WHAT NEEDS TO BE DONE » For the data below, give the number of lines in which "Strategy" occurs. Include nothing besides that number.

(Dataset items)
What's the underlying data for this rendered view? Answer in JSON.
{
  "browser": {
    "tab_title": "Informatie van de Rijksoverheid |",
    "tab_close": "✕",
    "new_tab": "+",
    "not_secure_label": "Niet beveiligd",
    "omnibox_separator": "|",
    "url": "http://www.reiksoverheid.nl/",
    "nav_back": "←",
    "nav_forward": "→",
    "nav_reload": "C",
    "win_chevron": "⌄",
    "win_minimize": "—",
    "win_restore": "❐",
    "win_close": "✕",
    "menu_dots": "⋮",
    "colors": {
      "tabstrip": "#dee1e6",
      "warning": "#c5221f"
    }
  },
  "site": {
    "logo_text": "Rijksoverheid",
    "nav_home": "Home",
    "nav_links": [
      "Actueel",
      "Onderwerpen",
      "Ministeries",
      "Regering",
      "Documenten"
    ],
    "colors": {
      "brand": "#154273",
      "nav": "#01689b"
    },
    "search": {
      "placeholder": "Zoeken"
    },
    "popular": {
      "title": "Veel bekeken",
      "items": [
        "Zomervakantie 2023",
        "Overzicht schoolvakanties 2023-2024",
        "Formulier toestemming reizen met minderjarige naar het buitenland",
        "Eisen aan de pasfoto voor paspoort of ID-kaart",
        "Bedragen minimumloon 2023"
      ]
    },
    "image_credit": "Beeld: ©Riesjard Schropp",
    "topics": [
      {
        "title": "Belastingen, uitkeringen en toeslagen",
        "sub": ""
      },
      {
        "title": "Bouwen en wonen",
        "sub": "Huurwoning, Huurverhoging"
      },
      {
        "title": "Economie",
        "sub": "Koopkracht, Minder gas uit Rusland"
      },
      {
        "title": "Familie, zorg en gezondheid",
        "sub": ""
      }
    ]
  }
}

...

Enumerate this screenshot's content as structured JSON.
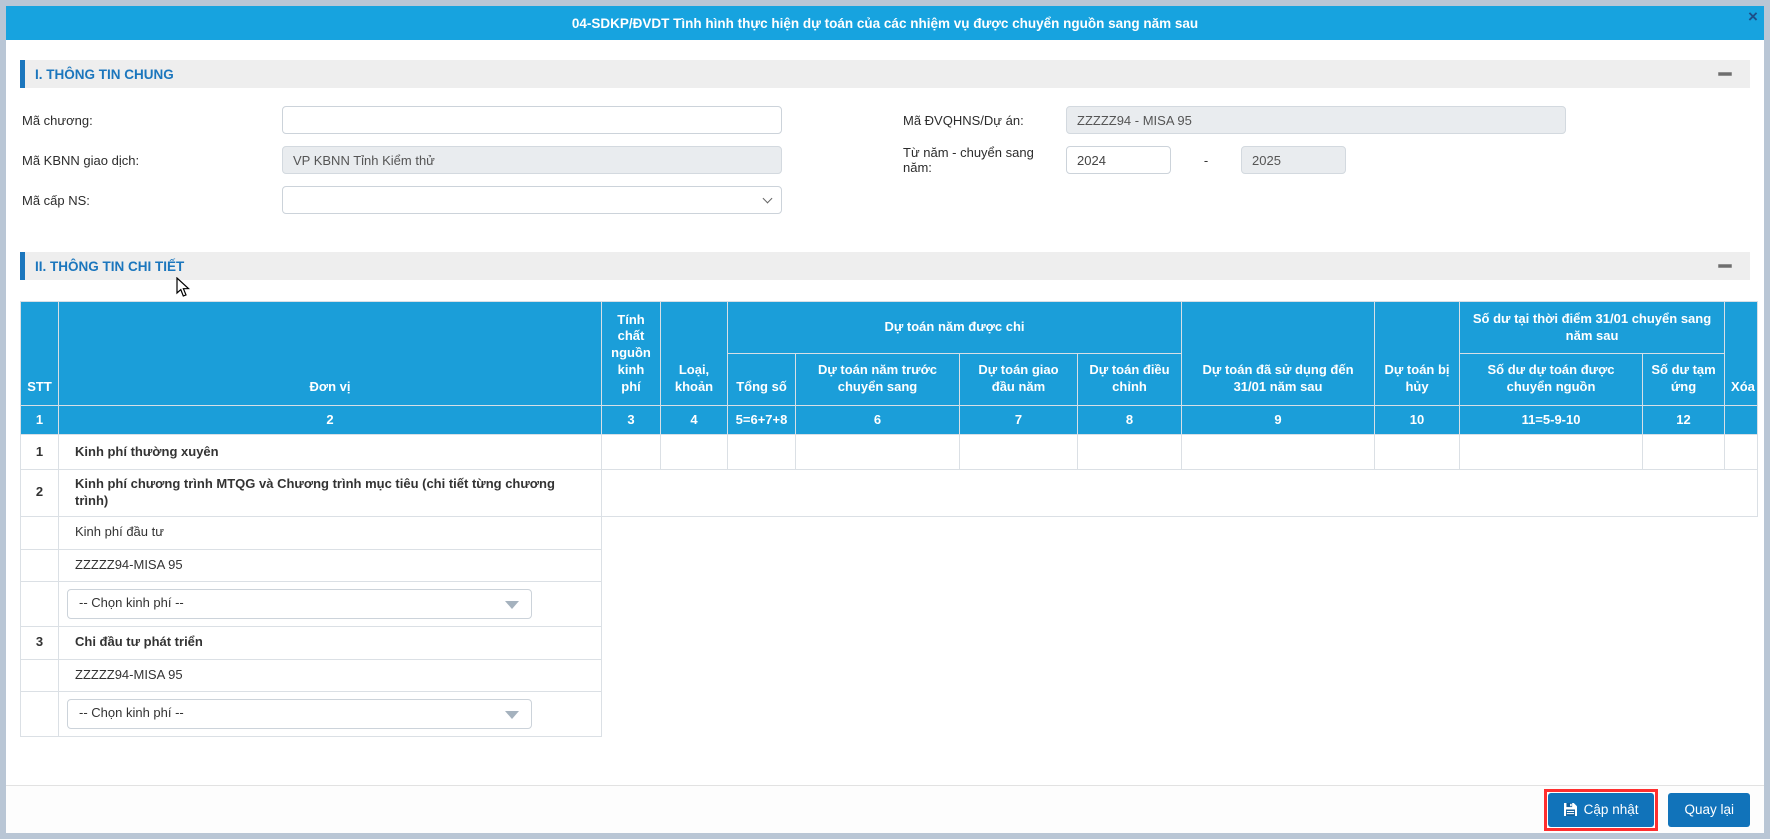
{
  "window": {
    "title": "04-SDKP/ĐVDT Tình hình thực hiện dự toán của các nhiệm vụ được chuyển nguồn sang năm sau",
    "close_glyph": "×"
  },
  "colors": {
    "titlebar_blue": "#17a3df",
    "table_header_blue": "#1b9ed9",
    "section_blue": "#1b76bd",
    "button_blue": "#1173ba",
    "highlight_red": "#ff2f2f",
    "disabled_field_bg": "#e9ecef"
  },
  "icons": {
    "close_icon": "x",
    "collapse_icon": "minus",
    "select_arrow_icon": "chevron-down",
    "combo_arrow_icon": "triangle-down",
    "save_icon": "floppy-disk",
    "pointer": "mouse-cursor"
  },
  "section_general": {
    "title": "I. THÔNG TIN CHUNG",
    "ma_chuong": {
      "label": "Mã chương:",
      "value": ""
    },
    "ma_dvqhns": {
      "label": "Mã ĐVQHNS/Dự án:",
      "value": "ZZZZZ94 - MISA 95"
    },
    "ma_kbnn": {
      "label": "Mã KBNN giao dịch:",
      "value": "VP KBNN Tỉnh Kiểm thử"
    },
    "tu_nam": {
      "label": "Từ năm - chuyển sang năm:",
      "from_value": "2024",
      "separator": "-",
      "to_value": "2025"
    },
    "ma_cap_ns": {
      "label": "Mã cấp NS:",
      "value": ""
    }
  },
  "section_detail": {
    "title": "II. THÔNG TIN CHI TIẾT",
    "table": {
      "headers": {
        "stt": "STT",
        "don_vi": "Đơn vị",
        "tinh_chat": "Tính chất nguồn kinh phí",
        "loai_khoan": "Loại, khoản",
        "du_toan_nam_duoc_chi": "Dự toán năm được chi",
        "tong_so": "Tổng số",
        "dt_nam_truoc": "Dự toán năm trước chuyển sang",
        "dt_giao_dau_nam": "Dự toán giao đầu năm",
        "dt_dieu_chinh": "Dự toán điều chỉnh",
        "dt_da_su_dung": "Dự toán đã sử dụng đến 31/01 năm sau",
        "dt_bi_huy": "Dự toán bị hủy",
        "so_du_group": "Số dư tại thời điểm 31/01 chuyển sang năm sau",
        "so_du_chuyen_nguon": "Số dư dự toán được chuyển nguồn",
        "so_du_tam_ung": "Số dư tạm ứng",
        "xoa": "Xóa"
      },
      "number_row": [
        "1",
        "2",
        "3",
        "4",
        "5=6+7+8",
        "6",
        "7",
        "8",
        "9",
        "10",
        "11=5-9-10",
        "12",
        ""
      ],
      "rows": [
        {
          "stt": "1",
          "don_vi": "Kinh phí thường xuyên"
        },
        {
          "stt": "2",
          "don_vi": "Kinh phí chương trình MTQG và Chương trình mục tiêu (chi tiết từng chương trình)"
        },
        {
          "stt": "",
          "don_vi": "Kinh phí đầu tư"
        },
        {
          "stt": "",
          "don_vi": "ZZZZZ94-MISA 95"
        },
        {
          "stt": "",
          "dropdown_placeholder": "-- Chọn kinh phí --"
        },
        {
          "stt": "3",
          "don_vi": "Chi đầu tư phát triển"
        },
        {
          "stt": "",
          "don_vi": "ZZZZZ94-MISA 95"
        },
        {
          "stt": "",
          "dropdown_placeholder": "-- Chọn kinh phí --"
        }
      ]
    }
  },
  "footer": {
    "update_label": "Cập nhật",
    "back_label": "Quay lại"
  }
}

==

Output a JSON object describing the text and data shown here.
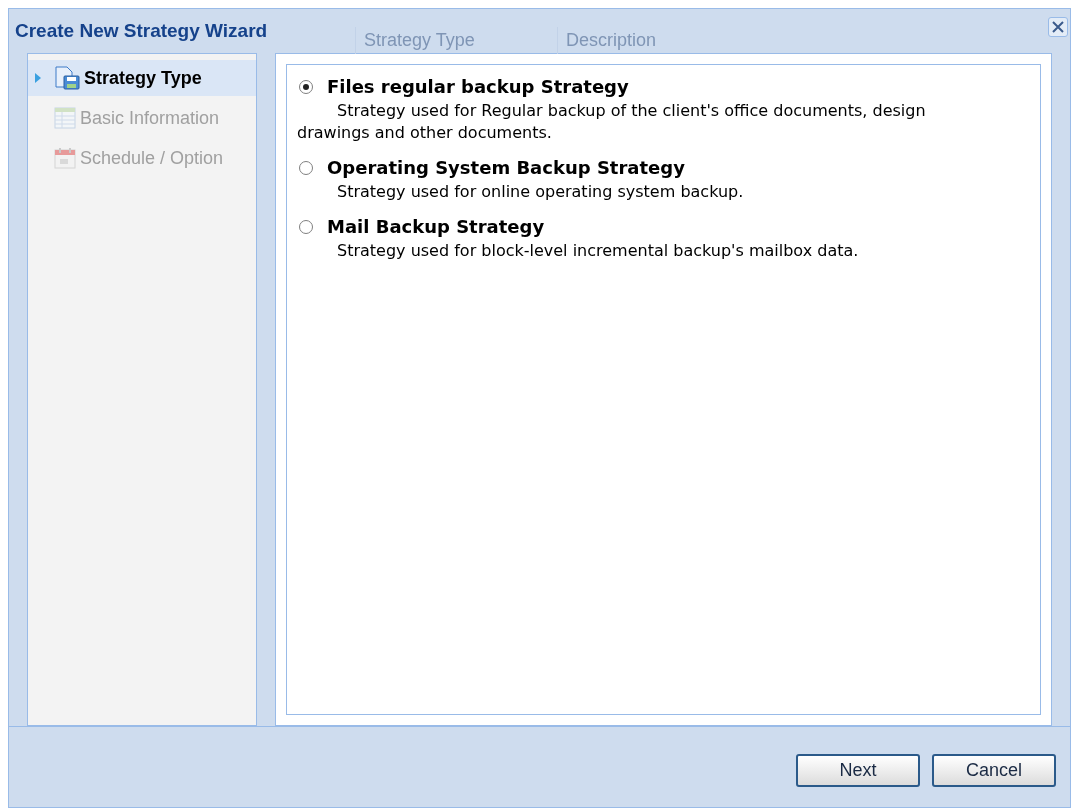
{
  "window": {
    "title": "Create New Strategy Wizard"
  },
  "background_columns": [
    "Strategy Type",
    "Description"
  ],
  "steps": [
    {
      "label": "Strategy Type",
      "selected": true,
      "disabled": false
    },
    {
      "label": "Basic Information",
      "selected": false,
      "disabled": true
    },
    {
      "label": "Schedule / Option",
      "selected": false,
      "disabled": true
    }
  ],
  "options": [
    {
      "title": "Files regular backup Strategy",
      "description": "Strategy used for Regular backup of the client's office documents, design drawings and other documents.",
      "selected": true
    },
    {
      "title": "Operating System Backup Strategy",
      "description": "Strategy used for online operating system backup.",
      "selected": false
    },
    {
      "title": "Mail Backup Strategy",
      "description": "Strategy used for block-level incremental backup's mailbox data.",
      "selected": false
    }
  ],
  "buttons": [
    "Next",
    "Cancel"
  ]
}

COMPLETED TASK » 9